(Beginning of Dataset entries)
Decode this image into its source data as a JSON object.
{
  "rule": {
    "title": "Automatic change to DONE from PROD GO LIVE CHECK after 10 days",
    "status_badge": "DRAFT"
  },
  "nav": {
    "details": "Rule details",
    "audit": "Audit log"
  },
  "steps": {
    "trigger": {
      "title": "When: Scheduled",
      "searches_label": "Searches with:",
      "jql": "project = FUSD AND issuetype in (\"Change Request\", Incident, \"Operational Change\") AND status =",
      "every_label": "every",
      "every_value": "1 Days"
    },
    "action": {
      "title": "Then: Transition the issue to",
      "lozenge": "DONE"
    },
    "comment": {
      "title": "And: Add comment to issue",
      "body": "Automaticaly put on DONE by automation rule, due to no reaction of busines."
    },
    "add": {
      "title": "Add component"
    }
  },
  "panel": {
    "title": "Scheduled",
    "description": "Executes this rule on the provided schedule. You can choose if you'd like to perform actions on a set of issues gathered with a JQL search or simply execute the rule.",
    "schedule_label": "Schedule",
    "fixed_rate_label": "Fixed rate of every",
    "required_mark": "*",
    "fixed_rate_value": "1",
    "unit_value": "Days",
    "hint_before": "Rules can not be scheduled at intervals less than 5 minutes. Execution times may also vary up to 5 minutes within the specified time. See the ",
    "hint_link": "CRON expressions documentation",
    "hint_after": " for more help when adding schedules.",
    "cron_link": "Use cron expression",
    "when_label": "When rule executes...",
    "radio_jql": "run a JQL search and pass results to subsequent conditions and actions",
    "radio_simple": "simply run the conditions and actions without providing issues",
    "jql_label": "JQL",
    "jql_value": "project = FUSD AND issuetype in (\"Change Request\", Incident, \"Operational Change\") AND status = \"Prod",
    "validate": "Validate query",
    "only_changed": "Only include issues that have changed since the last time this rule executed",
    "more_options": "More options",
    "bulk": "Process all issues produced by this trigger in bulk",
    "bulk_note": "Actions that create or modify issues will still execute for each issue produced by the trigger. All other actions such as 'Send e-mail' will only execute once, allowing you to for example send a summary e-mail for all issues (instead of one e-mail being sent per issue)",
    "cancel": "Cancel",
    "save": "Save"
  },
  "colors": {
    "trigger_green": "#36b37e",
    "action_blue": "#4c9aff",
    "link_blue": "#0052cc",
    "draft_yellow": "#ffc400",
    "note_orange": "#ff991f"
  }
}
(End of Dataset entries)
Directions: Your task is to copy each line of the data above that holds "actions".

Solution to the exercise:
    "description": "Executes this rule on the provided schedule. You can choose if you'd like to perform actions on a set of issues gathered with a JQL search or simply execute the rule.",
    "radio_jql": "run a JQL search and pass results to subsequent conditions and actions",
    "radio_simple": "simply run the conditions and actions without providing issues",
    "bulk_note": "Actions that create or modify issues will still execute for each issue produced by the trigger. All other actions such as 'Send e-mail' will only execute once, allowing you to for example send a summary e-mail for all issues (instead of one e-mail being sent per issue)",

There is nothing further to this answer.